TRY IT – Search the data for "назад". Return each matching line.

INFORMATION PROVIDED –
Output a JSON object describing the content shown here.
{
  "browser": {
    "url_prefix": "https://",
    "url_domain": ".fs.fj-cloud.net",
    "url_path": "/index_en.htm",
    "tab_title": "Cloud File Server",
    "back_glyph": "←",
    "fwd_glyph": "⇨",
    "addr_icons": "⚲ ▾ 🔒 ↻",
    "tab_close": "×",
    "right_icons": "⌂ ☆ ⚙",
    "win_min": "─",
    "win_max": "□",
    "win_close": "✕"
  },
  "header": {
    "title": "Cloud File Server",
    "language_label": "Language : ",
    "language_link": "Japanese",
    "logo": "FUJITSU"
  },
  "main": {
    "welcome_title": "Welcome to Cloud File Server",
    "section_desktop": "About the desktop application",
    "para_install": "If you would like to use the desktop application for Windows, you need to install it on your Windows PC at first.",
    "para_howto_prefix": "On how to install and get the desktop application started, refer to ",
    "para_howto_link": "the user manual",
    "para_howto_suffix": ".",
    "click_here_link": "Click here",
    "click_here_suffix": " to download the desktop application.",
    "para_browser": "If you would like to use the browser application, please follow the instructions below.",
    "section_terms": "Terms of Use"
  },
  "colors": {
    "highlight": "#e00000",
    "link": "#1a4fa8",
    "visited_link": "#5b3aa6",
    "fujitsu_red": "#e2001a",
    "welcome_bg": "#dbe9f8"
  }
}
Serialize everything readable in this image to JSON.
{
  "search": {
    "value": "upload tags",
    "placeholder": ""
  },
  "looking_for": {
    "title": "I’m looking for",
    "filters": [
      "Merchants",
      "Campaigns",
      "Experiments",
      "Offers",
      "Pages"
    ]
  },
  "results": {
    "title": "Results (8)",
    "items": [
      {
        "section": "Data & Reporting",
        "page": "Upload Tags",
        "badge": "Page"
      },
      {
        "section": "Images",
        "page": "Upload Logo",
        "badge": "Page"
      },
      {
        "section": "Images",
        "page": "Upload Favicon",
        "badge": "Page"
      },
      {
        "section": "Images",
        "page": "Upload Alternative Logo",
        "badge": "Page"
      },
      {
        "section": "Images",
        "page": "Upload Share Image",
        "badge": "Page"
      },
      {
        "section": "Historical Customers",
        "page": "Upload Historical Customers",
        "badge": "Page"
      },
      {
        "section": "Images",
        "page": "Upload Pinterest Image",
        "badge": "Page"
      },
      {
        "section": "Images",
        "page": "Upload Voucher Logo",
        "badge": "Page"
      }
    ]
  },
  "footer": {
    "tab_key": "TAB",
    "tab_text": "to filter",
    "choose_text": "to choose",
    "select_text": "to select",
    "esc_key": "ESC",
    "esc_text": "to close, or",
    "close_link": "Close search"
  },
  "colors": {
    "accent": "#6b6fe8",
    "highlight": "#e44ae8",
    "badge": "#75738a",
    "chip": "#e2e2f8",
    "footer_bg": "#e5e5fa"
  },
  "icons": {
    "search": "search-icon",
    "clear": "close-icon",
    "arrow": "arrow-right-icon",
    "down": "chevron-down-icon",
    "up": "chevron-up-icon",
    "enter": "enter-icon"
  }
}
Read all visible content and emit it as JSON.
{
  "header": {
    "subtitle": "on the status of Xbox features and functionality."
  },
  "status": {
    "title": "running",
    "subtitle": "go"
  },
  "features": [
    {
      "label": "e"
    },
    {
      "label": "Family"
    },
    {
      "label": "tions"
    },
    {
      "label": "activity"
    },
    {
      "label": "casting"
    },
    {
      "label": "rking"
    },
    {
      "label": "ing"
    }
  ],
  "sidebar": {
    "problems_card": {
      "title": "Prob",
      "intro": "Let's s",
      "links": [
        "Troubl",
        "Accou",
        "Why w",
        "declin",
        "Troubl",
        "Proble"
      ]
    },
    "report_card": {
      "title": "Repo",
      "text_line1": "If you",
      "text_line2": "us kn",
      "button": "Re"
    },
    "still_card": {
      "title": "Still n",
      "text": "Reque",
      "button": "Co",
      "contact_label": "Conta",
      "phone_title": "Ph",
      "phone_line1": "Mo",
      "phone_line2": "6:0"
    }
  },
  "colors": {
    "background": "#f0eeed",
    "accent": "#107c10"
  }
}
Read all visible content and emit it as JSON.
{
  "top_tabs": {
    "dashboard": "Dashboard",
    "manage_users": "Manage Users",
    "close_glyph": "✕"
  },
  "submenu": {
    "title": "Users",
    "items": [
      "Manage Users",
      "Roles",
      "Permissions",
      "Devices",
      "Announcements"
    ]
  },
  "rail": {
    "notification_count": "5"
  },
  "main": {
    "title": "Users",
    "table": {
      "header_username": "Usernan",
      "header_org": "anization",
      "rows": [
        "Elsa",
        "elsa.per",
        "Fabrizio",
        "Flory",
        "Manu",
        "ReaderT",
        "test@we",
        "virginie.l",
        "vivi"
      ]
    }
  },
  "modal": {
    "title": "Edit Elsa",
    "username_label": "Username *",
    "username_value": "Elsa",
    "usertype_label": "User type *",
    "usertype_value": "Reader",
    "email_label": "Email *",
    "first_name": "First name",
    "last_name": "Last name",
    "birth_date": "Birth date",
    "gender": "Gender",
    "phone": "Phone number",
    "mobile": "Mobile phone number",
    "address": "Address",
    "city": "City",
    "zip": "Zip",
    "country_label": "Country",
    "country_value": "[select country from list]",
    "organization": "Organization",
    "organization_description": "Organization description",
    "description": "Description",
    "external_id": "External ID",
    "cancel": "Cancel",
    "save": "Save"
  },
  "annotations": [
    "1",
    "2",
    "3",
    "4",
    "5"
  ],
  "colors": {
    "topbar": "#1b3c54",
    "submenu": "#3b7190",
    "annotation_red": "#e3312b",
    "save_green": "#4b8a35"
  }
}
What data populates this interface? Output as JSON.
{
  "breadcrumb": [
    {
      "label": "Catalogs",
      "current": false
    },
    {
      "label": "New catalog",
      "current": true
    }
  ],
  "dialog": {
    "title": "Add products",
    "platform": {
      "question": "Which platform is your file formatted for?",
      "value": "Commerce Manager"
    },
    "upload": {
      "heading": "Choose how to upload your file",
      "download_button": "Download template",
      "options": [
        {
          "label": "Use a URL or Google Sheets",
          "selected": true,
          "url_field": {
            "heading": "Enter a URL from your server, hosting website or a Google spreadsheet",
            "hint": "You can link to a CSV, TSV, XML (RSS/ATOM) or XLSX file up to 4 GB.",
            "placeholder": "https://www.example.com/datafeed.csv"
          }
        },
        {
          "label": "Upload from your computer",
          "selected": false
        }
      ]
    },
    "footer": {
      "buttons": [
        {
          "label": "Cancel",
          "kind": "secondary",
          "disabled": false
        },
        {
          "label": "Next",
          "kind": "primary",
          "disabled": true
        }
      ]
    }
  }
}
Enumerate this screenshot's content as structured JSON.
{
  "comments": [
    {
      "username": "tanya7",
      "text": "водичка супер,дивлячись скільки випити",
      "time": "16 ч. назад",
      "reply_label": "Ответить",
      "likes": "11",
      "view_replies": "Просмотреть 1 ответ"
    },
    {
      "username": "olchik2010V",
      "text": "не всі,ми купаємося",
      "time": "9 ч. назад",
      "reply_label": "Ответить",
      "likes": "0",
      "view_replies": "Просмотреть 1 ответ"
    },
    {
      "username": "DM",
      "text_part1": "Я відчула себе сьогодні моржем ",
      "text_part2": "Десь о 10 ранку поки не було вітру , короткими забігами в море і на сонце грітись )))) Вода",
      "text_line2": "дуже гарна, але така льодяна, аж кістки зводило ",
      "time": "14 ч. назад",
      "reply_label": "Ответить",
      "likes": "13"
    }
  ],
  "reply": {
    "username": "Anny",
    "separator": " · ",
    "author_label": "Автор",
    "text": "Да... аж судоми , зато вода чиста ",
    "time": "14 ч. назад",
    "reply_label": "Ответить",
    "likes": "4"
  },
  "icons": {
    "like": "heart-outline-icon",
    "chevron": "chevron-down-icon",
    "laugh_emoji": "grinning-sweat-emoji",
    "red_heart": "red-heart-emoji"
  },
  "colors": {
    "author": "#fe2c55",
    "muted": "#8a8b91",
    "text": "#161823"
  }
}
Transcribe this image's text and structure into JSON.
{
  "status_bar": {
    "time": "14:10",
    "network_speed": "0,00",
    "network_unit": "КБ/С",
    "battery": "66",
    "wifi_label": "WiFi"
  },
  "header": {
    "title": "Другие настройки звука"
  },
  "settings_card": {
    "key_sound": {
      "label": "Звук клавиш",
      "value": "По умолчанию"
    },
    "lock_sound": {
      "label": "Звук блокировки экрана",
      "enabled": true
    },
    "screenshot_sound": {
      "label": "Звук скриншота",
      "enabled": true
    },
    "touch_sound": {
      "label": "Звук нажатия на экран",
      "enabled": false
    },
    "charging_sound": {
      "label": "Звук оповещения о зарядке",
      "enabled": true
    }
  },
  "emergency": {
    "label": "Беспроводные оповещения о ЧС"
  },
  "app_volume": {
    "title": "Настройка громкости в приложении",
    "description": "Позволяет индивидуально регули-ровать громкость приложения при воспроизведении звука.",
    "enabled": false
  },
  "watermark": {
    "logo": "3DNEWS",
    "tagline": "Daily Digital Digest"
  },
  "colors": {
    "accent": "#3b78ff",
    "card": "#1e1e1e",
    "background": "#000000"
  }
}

OUTPUT OF THE TASK –
      "time": "16 ч. назад",
      "time": "9 ч. назад",
      "time": "14 ч. назад",
    "time": "14 ч. назад",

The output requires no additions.